Print page Print page
Switch language
The Capital Region of Denmark - a part of Copenhagen University Hospital

Botulinum toxin treatment improves dysphagia in patients with oculopharyngeal muscular dystrophy and sporadic inclusion body myositis

Research output: Contribution to journalJournal articlepeer-review

  1. Causes of symptom dissatisfaction in patients with generalized myasthenia gravis

    Research output: Contribution to journalJournal articlepeer-review

  1. Treatment-naïve idiopathic inflammatory myopathy: disease evaluation by fluorodeoxyglucose versus pyrophosphate

    Research output: Contribution to journalJournal articlepeer-review

  2. Three novel FHL1 Variants cause a mild Phenotype of Emery-Dreifuss Muscular Dystrophy

    Research output: Contribution to journalJournal articlepeer-review

  3. Long-term Safety and Efficacy of Avalglucosidase Alfa in Patients With Late-Onset Pompe Disease

    Research output: Contribution to journalJournal articlepeer-review

View graph of relations

OBJECTIVE: Dysphagia can be troublesome in sporadic inclusion body myositis (sIBM) and oculopharyngeal muscular dystrophy (OPMD), but no established treatment exists.
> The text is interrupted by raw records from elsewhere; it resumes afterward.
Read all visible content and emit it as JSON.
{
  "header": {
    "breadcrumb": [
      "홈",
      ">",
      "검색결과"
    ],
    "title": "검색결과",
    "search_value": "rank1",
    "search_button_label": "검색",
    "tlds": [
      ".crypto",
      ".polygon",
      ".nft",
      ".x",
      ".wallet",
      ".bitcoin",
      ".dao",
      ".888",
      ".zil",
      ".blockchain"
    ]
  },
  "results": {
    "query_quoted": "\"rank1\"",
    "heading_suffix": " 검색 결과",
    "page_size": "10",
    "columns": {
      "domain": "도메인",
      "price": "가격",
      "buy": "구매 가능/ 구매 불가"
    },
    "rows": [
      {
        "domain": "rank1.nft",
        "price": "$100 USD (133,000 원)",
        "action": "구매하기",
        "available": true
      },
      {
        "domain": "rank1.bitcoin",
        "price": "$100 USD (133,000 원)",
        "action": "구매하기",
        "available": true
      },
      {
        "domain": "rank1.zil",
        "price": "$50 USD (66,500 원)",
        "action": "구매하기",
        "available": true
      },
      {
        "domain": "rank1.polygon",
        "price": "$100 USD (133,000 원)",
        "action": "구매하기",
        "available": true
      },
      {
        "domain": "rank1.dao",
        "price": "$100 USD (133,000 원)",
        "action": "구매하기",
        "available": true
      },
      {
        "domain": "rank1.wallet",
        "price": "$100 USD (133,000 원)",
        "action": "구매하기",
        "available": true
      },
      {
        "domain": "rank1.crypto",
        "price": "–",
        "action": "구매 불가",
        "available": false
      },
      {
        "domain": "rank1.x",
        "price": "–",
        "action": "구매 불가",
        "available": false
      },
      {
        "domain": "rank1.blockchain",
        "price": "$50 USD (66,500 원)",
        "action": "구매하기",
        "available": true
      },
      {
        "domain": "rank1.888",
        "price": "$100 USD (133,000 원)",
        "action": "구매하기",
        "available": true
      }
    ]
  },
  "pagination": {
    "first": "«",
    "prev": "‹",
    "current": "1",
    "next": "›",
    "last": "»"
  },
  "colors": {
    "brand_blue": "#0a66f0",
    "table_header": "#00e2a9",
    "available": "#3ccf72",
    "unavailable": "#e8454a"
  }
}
Cricopharyngeal muscle botulinum toxin injection has at case level been reported to be effective. We evaluated safety and efficacy of botulinum toxin injections in the cricopharyngeal muscle in patients with dysphagia due to sIBM or OPMD.

METHODS: Participants were included from our outpatient clinic. Cricopharyngeal constriction was confirmed by laryngoscopy. After EMG confirmation of needle placement in the cricopharyngeal muscle, botulinum toxin A was injected in awake patients. An individualized dose of 5-10 units of botulinum toxin A was applied initially and titrated up a maximum of 3 times. Outcome measures were change in dysphagia questionnaire, timed cold-water swallow test and subjective dysphagia status (worse, unchanged, improved). Due to the need for individualized dosing and a limited number of available patients, an uncontrolled, un-blinded design was used.

RESULTS: Thirteen patients, 3 with OPMD, received at least 1 injection. In the dysphagia questionnaire, all but 2 subjects, none with subjective worsening, improved (p < 0.001). Subjectively, seven felt an improvement, 4 no change and 2 a worsening. No overall change was seen the timed cold-water swallow test. No serious adverse events were observed.

CONCLUSION: Botulinum toxin injection of the cricopharyngeal muscle in patients with OPMD and sIBM had a beneficial effect on dysphagia in most of the treated patients. Two of 13 patients experienced a temporary worsening not reflected in dysphagia score. Limitations are the un-blinded and un-randomized design and subjective assessments methods.

PROSPECTIVE TRIAL REGISTRATION: EudraCT-number: 2014-002210-23.

Original languageEnglish
JournalJournal of Neurology
Issue number8
Pages (from-to)4154-4160
Number of pages7
Publication statusPublished - Aug 2022

Bibliographical note

© 2022. The Author(s), under exclusive licence to Springer-Verlag GmbH Germany.

    Research areas

  • Botulinum Toxins, Type A/adverse effects, Deglutition Disorders/drug therapy, Humans, Muscular Dystrophy, Oculopharyngeal/complications, Myositis, Inclusion Body/complications, Neuromuscular Agents/adverse effects, Prospective Studies, Water

ID: 79737573